In a statement to us, the Centers for Medicare and Medicaid Services said its operations are fully under an appropriations bill signed into law last year.
“On September 28, 2018, the President signed the 2019 Department of Defense and Labor, Health and Human Services, and Education Appropriations Act (PL 115-245), which fully funds the Centers for Medicare & Medicaid Services (CMS) for Fiscal Year 2019. CMS is continuing to accept Medicare enrollments from the Social Security Administration, and provider claims are being processed as normal,” the CMS statement said. “By statute, Social Security processes Medicare Part A and Part B enrollments, and we refer you to the Social Security Administration on that aspect.”
We did contact the Social Security Administration, and a spokeswoman also said the administration is fully funded for the fiscal year by the same legislation that funds CMS.
“Social Security services and offices will remain fully operational, and Social Security benefits will be paid on time,” SSA spokeswoman Nicole Tiggemann said.
We also checked with the AARP, the nation’s largest advocacy group for older Americans. “We’re not aware of any complaints on our end,” Greg Phillips, an AARP spokesman, told us. He too said both Social Security and Medicare are fully funded for the year “per the passing of the Labor-HHS bill.”
House Majority Leader Steny Hoyer questioned if the IRS will issue tax refunds.
“There is the possibility that people won’t get their refund checks [from their tax return], which is about $140 billion, the average refund $2,500 that people are relying on and that spur our economy,” Hoyer said in a Jan. 9 press conference.
But in a Jan. 7 statement, the IRS “confirmed that it will process tax returns beginning January 28, 2019 and provide refunds to taxpayers as scheduled.”
“Congress directed the payment of all tax refunds through a permanent, indefinite appropriation (31 U.S.C. 1324), and the IRS has consistently been of the view that it has authority to pay refunds despite a lapse in annual appropriations,” the statement said.
In 2011, under President Barack Obama, the Office of Management and Budget argued that the IRS should not issue refunds during a lapse in funding.

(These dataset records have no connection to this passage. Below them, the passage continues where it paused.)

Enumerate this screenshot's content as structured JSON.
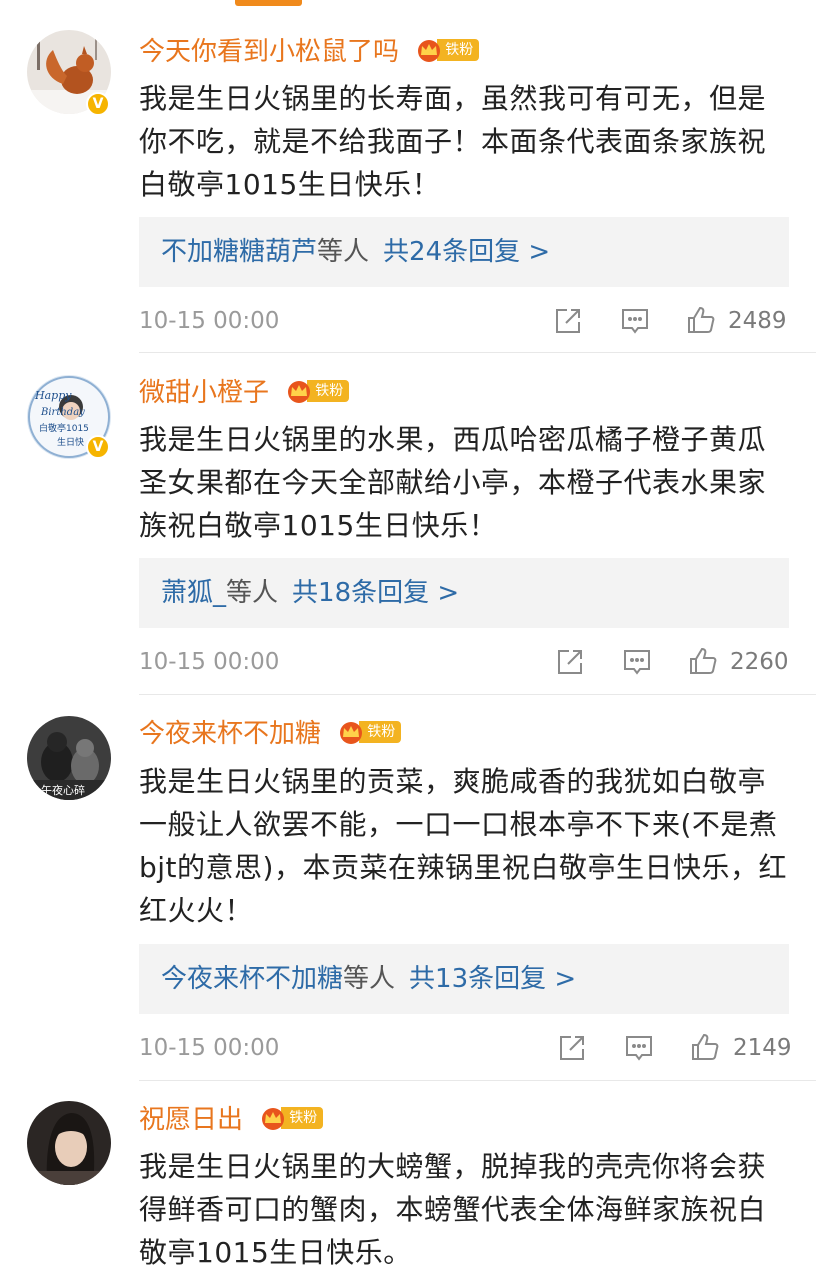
{
  "colors": {
    "accent": "#f08a1c",
    "username": "#e8761e",
    "link": "#2e6ba7",
    "badge": "#f3b321"
  },
  "comments": [
    {
      "username": "今天你看到小松鼠了吗",
      "badge": "铁粉",
      "text": "我是生日火锅里的长寿面，虽然我可有可无，但是你不吃，就是不给我面子！本面条代表面条家族祝白敬亭1015生日快乐！",
      "reply_names": "不加糖糖葫芦",
      "reply_etc": "等人",
      "reply_count": "共24条回复 >",
      "time": "10-15 00:00",
      "likes": "2489",
      "verified": true
    },
    {
      "username": "微甜小橙子",
      "badge": "铁粉",
      "text": "我是生日火锅里的水果，西瓜哈密瓜橘子橙子黄瓜圣女果都在今天全部献给小亭，本橙子代表水果家族祝白敬亭1015生日快乐！",
      "reply_names": "萧狐_",
      "reply_etc": "等人",
      "reply_count": "共18条回复 >",
      "time": "10-15 00:00",
      "likes": "2260",
      "verified": true,
      "avatar_text": [
        "Happy",
        "Birthday",
        "白敬亭1015",
        "生日快"
      ]
    },
    {
      "username": "今夜来杯不加糖",
      "badge": "铁粉",
      "text": "我是生日火锅里的贡菜，爽脆咸香的我犹如白敬亭一般让人欲罢不能，一口一口根本亭不下来(不是煮bjt的意思)，本贡菜在辣锅里祝白敬亭生日快乐，红红火火！",
      "reply_names": "今夜来杯不加糖",
      "reply_etc": "等人",
      "reply_count": "共13条回复 >",
      "time": "10-15 00:00",
      "likes": "2149",
      "verified": false,
      "avatar_text": [
        "午夜心碎"
      ]
    },
    {
      "username": "祝愿日出",
      "badge": "铁粉",
      "text": "我是生日火锅里的大螃蟹，脱掉我的壳壳你将会获得鲜香可口的蟹肉，本螃蟹代表全体海鲜家族祝白敬亭1015生日快乐。",
      "verified": false
    }
  ],
  "icons": {
    "share": "share-icon",
    "reply": "comment-icon",
    "like": "thumbs-up-icon",
    "crown": "crown-icon",
    "verified": "verified-v-icon"
  }
}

However, the IRS’ recent statement said the OMB had “reviewed the relevant law at [the Department of] Treasury’s request and concluded that IRS may pay tax refunds during a lapse.”
To make sure refunds go out as planned, the IRS said it was “recalling a significant portion of its workforce, currently furloughed as part of the government shutdown, to work.”
Still, some aren’t as confident the IRS will be able to disburse refunds without issue, especially if the agency can’t get enough employees to work without pay. Kiplinger advised its readers: “File as early as possible. If the IRS falls behind schedule due to the shutdown, you don’t want your return at the back of a potentially massive backlog.”
In his remarks, Hoyer also warned that “flood insurance is at risk.” It’s not.
On Dec. 28, the Federal Emergency Management Agency, which oversees the National Flood Insurance Program, said that it was reversing earlier instructions for private insurance companies not to sell or renew flood insurance policies.
“Today, the Federal Emergency Management Agency (FEMA) announced that it will resume the sale of new insurance policies and the renewal of expiring policies. This rescinds initial guidance issued on December 26, 2018, to industry partners to suspend sales operations as a result of the current lapse in annual appropriations,” a FEMA statement said.